= Aim of the task =
Among the entries below, find every line that has "this" and pull it out.

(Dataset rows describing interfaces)
++++++++++

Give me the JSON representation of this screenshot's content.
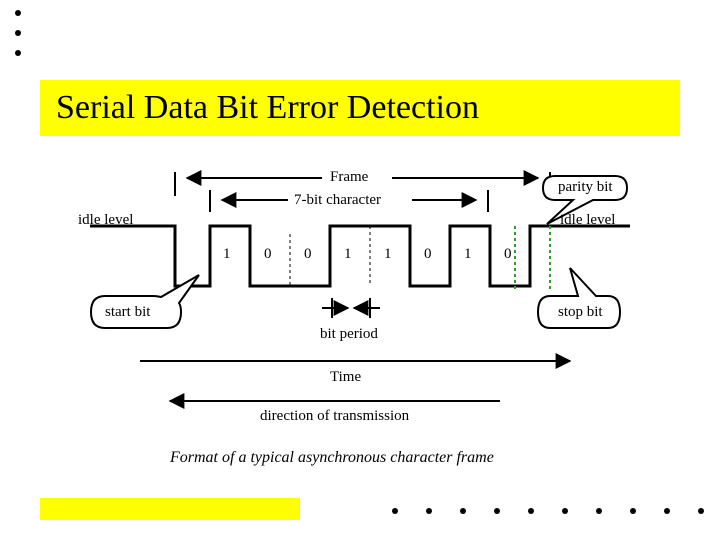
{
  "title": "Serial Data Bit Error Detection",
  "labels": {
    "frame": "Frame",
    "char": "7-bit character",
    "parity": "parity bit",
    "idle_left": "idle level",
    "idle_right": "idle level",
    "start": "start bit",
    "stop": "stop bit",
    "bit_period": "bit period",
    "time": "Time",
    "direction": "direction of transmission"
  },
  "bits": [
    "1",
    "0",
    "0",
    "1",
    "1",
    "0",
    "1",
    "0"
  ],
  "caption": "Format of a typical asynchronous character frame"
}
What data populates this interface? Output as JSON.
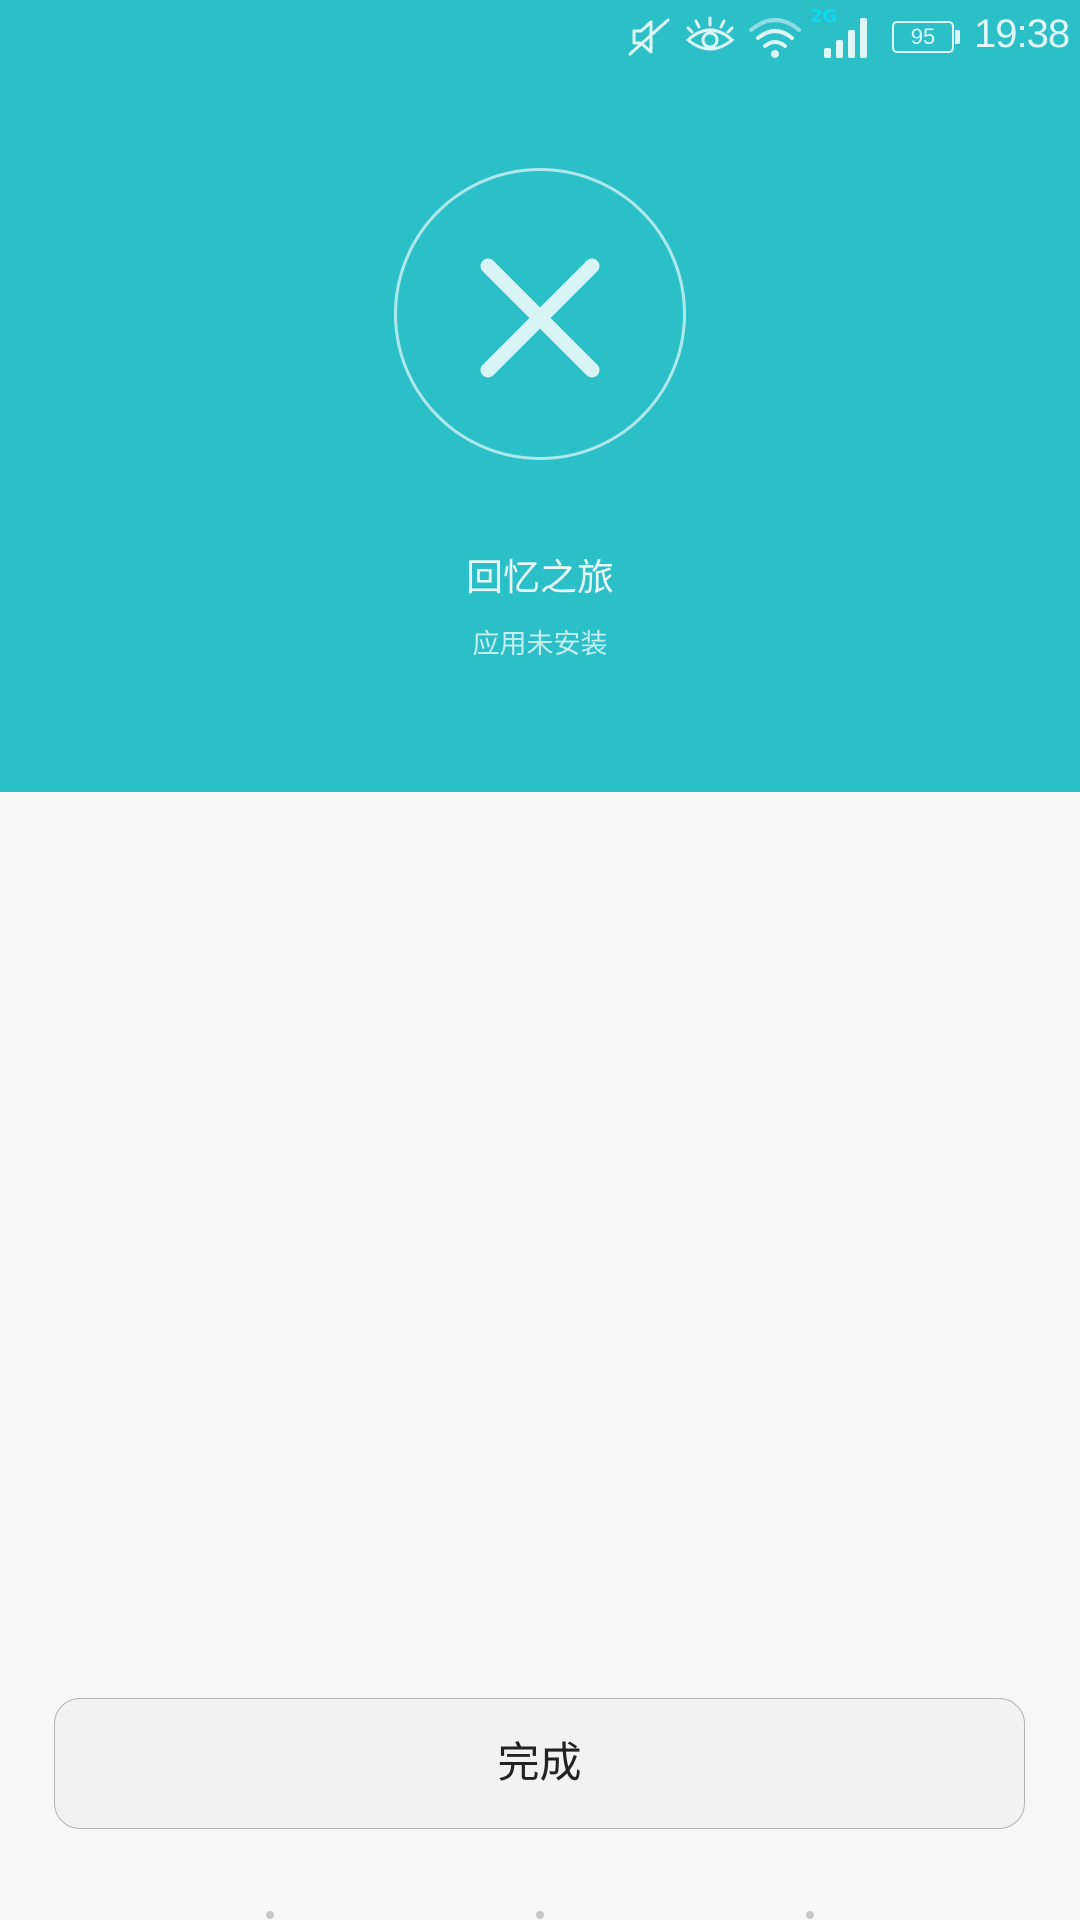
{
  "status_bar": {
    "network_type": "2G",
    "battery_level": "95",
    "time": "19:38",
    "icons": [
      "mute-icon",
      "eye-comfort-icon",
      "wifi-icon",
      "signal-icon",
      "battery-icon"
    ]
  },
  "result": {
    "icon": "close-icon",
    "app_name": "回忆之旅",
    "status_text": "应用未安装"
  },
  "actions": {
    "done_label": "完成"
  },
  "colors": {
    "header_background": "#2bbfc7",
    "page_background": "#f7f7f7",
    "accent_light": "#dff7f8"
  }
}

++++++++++

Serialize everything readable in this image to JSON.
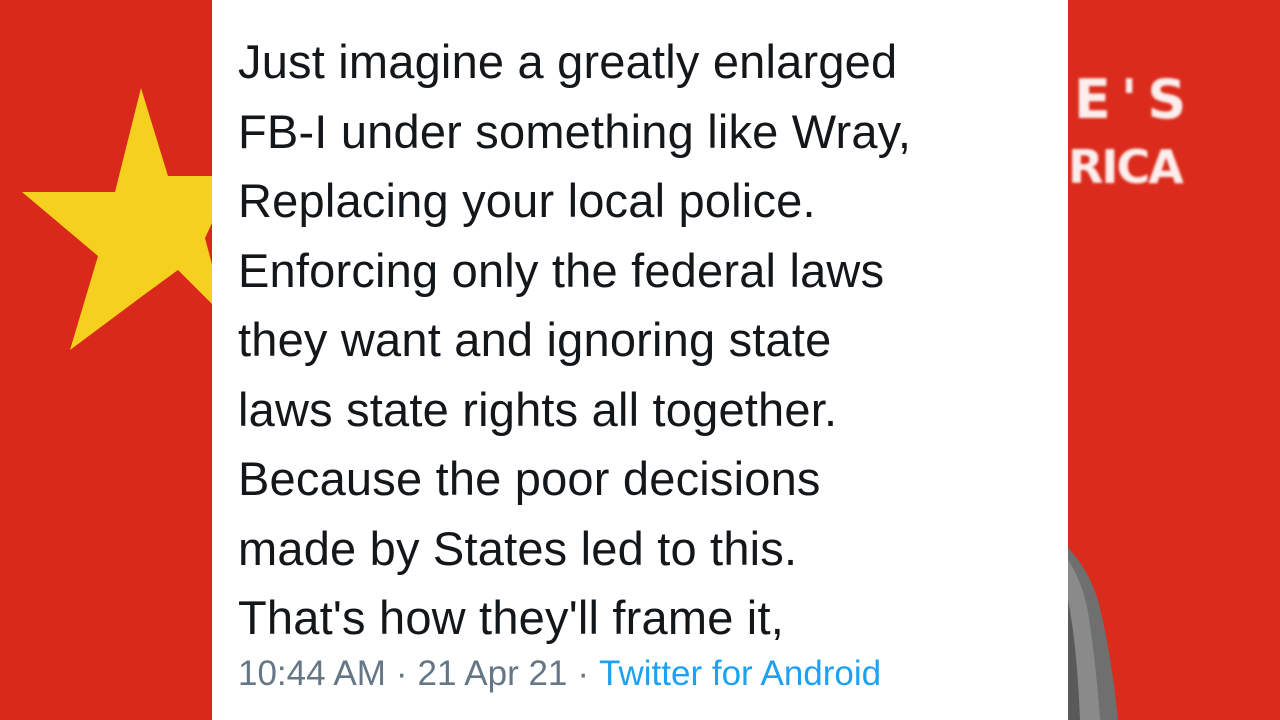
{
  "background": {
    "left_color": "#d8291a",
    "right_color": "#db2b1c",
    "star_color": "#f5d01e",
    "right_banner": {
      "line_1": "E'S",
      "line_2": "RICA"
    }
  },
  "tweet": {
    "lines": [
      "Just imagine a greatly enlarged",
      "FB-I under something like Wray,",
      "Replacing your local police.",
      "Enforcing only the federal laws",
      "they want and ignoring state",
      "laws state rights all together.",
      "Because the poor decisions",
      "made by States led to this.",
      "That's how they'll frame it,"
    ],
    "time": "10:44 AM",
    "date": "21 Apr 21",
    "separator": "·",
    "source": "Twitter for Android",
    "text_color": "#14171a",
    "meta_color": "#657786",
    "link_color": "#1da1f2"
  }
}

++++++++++

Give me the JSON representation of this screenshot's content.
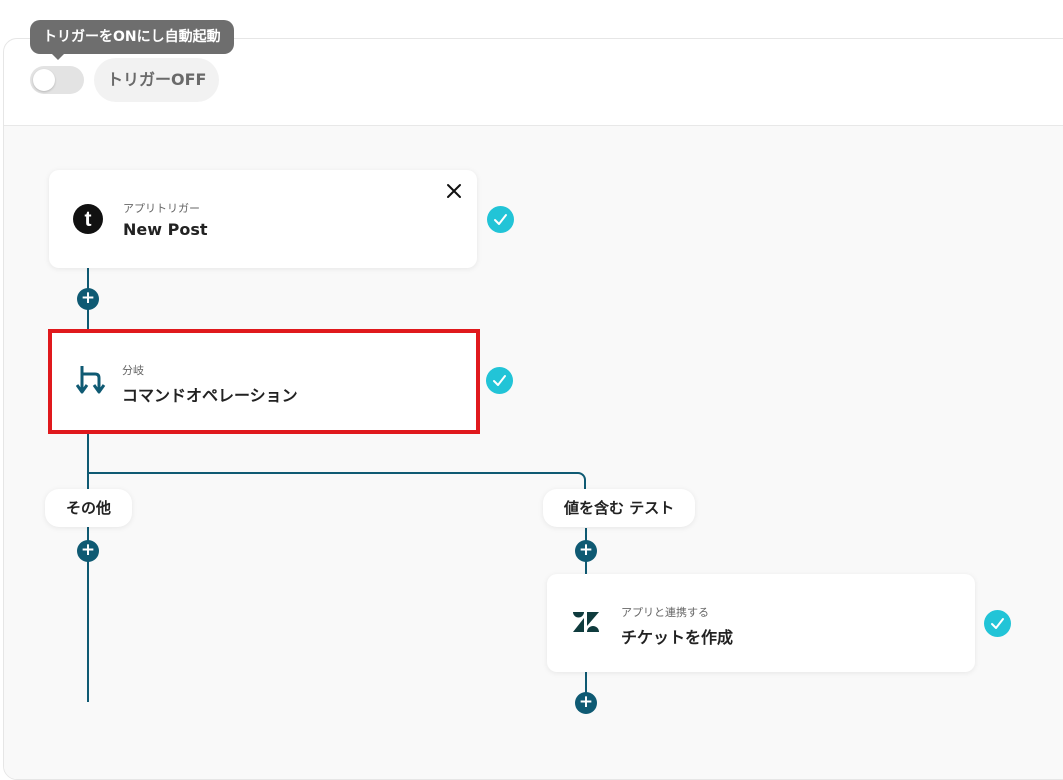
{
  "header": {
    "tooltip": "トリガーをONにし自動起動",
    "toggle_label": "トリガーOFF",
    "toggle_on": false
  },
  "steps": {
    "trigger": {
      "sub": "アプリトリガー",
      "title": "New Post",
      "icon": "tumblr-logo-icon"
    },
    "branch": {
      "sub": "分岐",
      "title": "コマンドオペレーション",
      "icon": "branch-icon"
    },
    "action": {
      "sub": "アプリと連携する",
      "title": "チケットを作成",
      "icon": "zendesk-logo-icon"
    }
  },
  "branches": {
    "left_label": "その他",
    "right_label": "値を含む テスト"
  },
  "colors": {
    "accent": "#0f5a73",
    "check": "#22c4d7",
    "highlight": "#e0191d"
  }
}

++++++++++

= Answer box =
Give me the JSON representation of this screenshot's content.
What data populates this interface? Output as JSON.
Serialize everything readable in this image to JSON.
      "made by States led to this.",
Give me the JSON representation of this screenshot's content.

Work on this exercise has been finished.